What’s in It for Us? Societal Benefits and Consumer Acceptance of the Smart Grid
By: Joe Miller
The success of the Smart Grid depends heavily on consumer involvement. The previous installment of this series examined the economic incentives for customers and found them to be less than compelling on their own. Would the Smart Grid’s possible benefits to society provide the necessary incentive to motivate us all?
The Value Proposition for Society
The societal value proposition answers the question, "What’s in it for us?” The Smart Grid is expected to provide benefits in a number of societal areas, some of which include the following:
Â· Downward pressure on electricity prices
Â· Improved reliability reducing losses that impact consumers and society
Â· Increased grid robustness improving grid security
Â· Reduced emissions

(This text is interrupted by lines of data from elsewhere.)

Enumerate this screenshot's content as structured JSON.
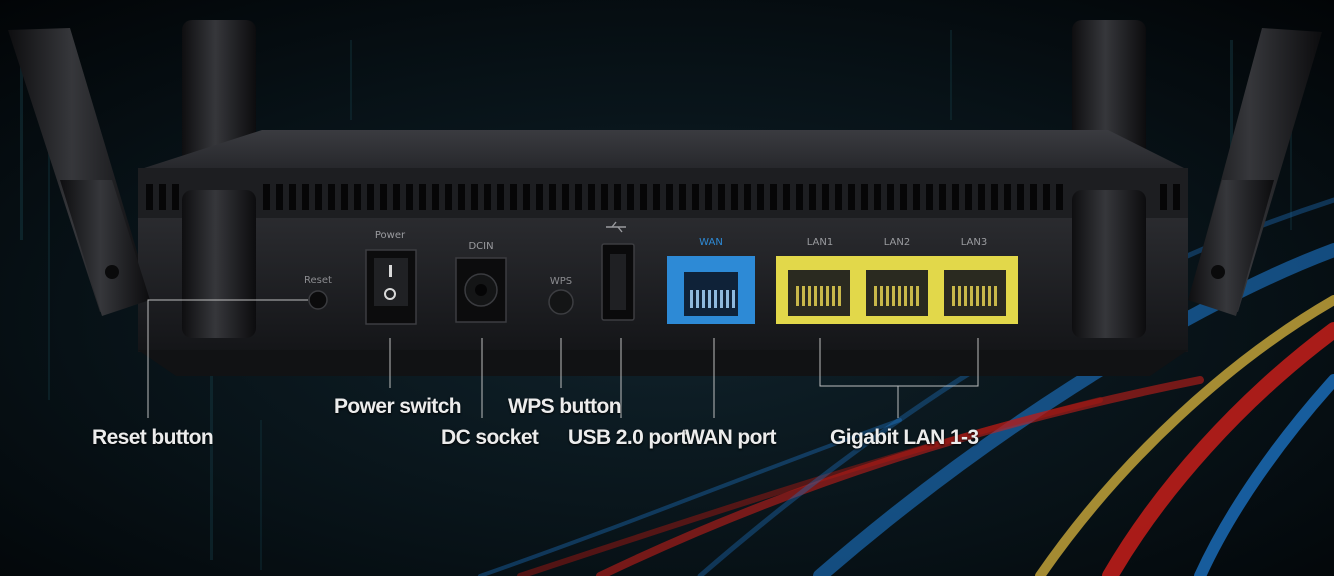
{
  "panel_labels": {
    "power": "Power",
    "dcin": "DCIN",
    "reset": "Reset",
    "wps": "WPS",
    "wan": "WAN",
    "lan1": "LAN1",
    "lan2": "LAN2",
    "lan3": "LAN3"
  },
  "callouts": {
    "reset": "Reset button",
    "power_switch": "Power switch",
    "dc_socket": "DC socket",
    "wps": "WPS button",
    "usb": "USB 2.0 port",
    "wan": "WAN port",
    "lan": "Gigabit LAN 1-3"
  },
  "colors": {
    "background": "#04080c",
    "router_body": "#1b1c1f",
    "wan_port": "#2d8ad6",
    "lan_block": "#e2d84a",
    "callout_text": "#ececec",
    "leader_line": "#cfcfcf",
    "light_streak_red": "#d21f1a",
    "light_streak_blue": "#1f7fd8",
    "light_streak_yellow": "#e8c040"
  }
}
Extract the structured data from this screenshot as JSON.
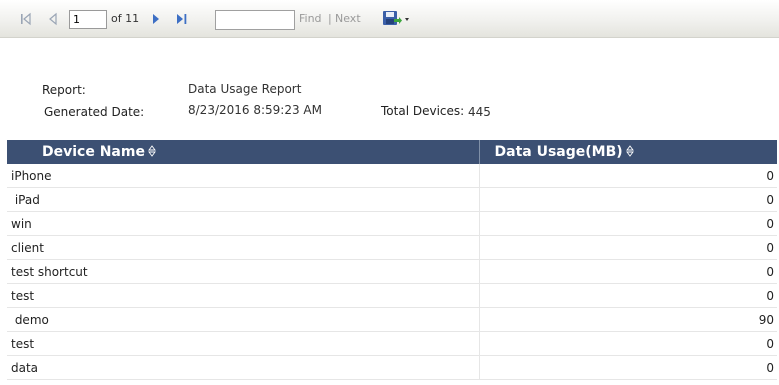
{
  "toolbar": {
    "page_number": "1",
    "page_of_label": "of 11",
    "find_placeholder": "",
    "find_label": "Find",
    "separator": "|",
    "next_label": "Next"
  },
  "report": {
    "report_label": "Report:",
    "report_value": "Data Usage Report",
    "generated_label": "Generated Date:",
    "generated_value": "8/23/2016 8:59:23 AM",
    "total_devices_label": "Total Devices:",
    "total_devices_value": "445"
  },
  "table": {
    "headers": [
      "Device Name",
      "Data Usage(MB)"
    ],
    "rows": [
      [
        "iPhone",
        "0"
      ],
      [
        " iPad",
        "0"
      ],
      [
        "win",
        "0"
      ],
      [
        "client",
        "0"
      ],
      [
        "test shortcut",
        "0"
      ],
      [
        "test",
        "0"
      ],
      [
        " demo",
        "90"
      ],
      [
        "test",
        "0"
      ],
      [
        "data",
        "0"
      ]
    ]
  },
  "colors": {
    "header_bg": "#3c5073",
    "nav_icon": "#3d6fc4",
    "disabled_icon": "#9aa5b5"
  }
}
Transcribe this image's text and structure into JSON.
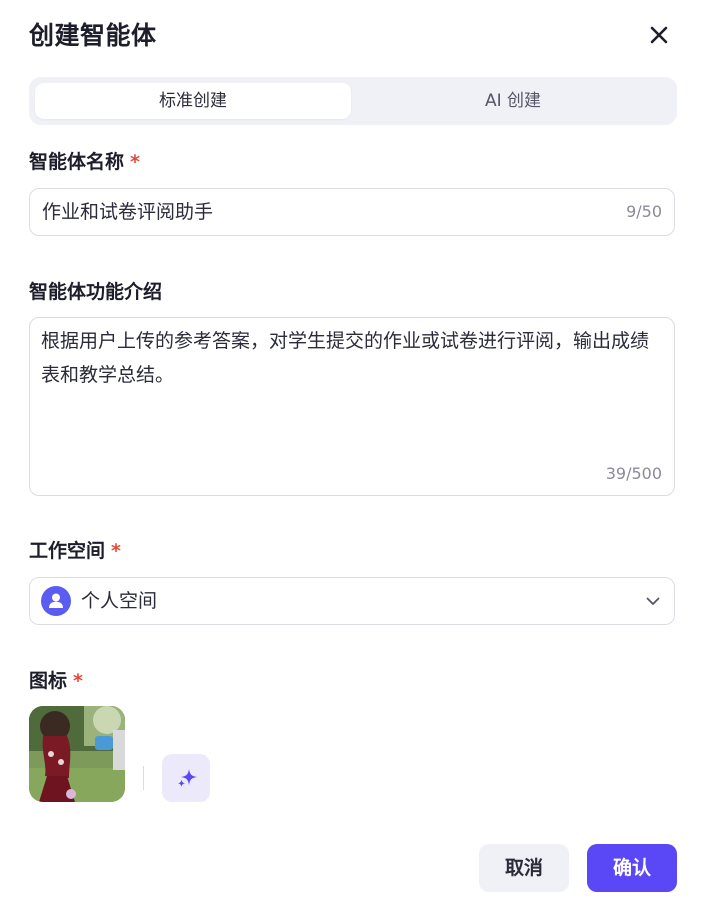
{
  "dialog": {
    "title": "创建智能体"
  },
  "tabs": [
    {
      "label": "标准创建",
      "active": true
    },
    {
      "label": "AI 创建",
      "active": false
    }
  ],
  "fields": {
    "name": {
      "label": "智能体名称",
      "required_mark": "*",
      "value": "作业和试卷评阅助手",
      "counter": "9/50"
    },
    "description": {
      "label": "智能体功能介绍",
      "value": "根据用户上传的参考答案，对学生提交的作业或试卷进行评阅，输出成绩表和教学总结。",
      "counter": "39/500"
    },
    "workspace": {
      "label": "工作空间",
      "required_mark": "*",
      "value": "个人空间",
      "icon": "user-icon"
    },
    "icon": {
      "label": "图标",
      "required_mark": "*"
    }
  },
  "actions": {
    "cancel_label": "取消",
    "confirm_label": "确认"
  },
  "colors": {
    "accent": "#5a47f5",
    "required": "#e5483c",
    "avatar": "#5b5cf0"
  }
}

Â· New jobs and growth in our gross domestic product
Â· Transformation of the transportation sector leading to a reduction in the U.S. dependence on foreign oil.

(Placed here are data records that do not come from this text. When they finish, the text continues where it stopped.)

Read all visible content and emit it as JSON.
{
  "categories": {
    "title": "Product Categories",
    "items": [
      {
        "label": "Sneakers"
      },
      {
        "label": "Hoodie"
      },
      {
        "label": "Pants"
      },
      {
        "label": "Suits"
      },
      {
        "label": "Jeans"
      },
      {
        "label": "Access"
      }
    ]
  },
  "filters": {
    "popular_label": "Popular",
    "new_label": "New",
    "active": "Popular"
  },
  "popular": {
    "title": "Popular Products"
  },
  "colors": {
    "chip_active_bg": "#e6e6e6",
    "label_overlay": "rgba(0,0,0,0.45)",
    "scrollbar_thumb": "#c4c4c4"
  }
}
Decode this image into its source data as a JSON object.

The societal areas include no incremental costs.
Further work is needed to quantify these opportunities, but they are expected to be quite large. Unfortunately, it’s not clear whether social value is enough to broadly change individual behavior. A 2008 survey conducted by BuzzBack Market Research found that among U.S. consumers who worry about global warming, only half have made changes in their behavior (buying green products, turning down the thermostat, recycling, etc.). Presumably the number is even lower among the segment that doesn’t worry about global warming at all. (See link at bottom.)

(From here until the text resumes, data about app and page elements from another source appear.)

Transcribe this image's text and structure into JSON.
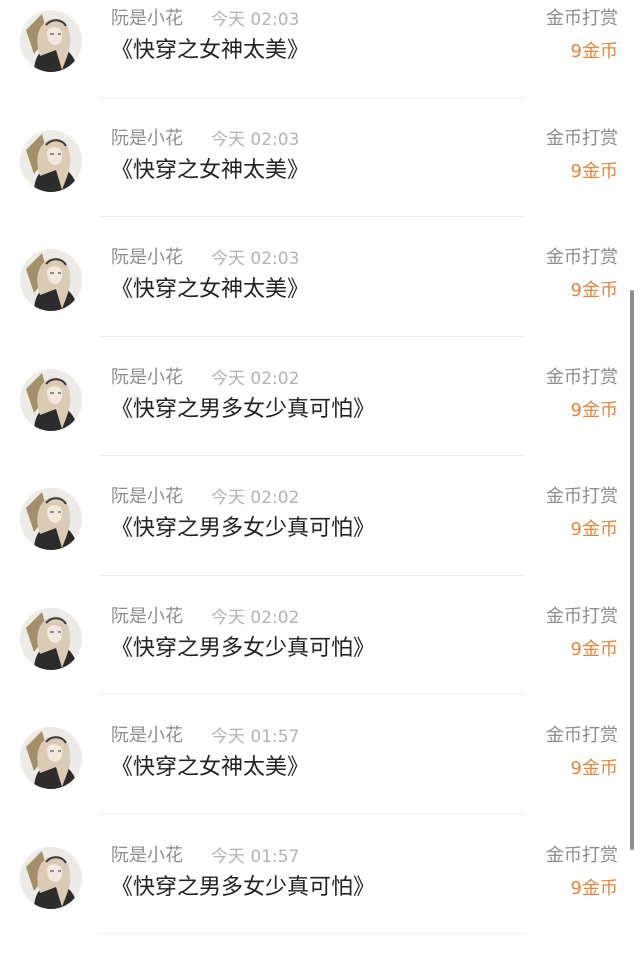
{
  "reward_list": [
    {
      "user": "阮是小花",
      "time": "今天 02:03",
      "book": "《快穿之女神太美》",
      "type": "金币打赏",
      "amount": "9金币"
    },
    {
      "user": "阮是小花",
      "time": "今天 02:03",
      "book": "《快穿之女神太美》",
      "type": "金币打赏",
      "amount": "9金币"
    },
    {
      "user": "阮是小花",
      "time": "今天 02:03",
      "book": "《快穿之女神太美》",
      "type": "金币打赏",
      "amount": "9金币"
    },
    {
      "user": "阮是小花",
      "time": "今天 02:02",
      "book": "《快穿之男多女少真可怕》",
      "type": "金币打赏",
      "amount": "9金币"
    },
    {
      "user": "阮是小花",
      "time": "今天 02:02",
      "book": "《快穿之男多女少真可怕》",
      "type": "金币打赏",
      "amount": "9金币"
    },
    {
      "user": "阮是小花",
      "time": "今天 02:02",
      "book": "《快穿之男多女少真可怕》",
      "type": "金币打赏",
      "amount": "9金币"
    },
    {
      "user": "阮是小花",
      "time": "今天 01:57",
      "book": "《快穿之女神太美》",
      "type": "金币打赏",
      "amount": "9金币"
    },
    {
      "user": "阮是小花",
      "time": "今天 01:57",
      "book": "《快穿之男多女少真可怕》",
      "type": "金币打赏",
      "amount": "9金币"
    }
  ],
  "colors": {
    "accent_amount": "#e8853a",
    "secondary_text": "#8d8d8d",
    "time_text": "#b3b3b3",
    "primary_text": "#222222"
  },
  "icons": {
    "avatar": "user-avatar-illustration"
  }
}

On the other hand, the same survey found that 72 percent of green friendly consumers use energy-efficient light bulbs, suggesting that perceived cost savings combined with an awareness of the value to society can influence behavior.
Taken together, the consumer and societal value proposition is compelling and both should be included in consumer education programs and Smart Grid business cases.
The Way Forward
If residential consumers are made aware that their individual value proposition for the Smart Grid is positive and that it will also yield major benefits for our U.S. society while addressing their doubts and concerns, perhaps we can gain their support and enthusiasm for moving ahead with a Smart Grid. Smart Grid consumer education programs that collaboratively include consumers are needed to provide the understanding, alignment, and motivation to "enable active consumer participation” on the front end. We should increase our efforts to engage the consumers up front, thus gaining their participation, support, and enthusiasm, before we build it.
The Modern Grid Strategy team is developing guidance for defining region-specific Smart Grid implementation plans. From these plans, business cases that quantify the value proposition from both consumer and societal perspectives can be created. These regional specific values can then be used to support consumer education programs. The results of this work will be available on the Modern Grid Web site later this summer at the NETL link below.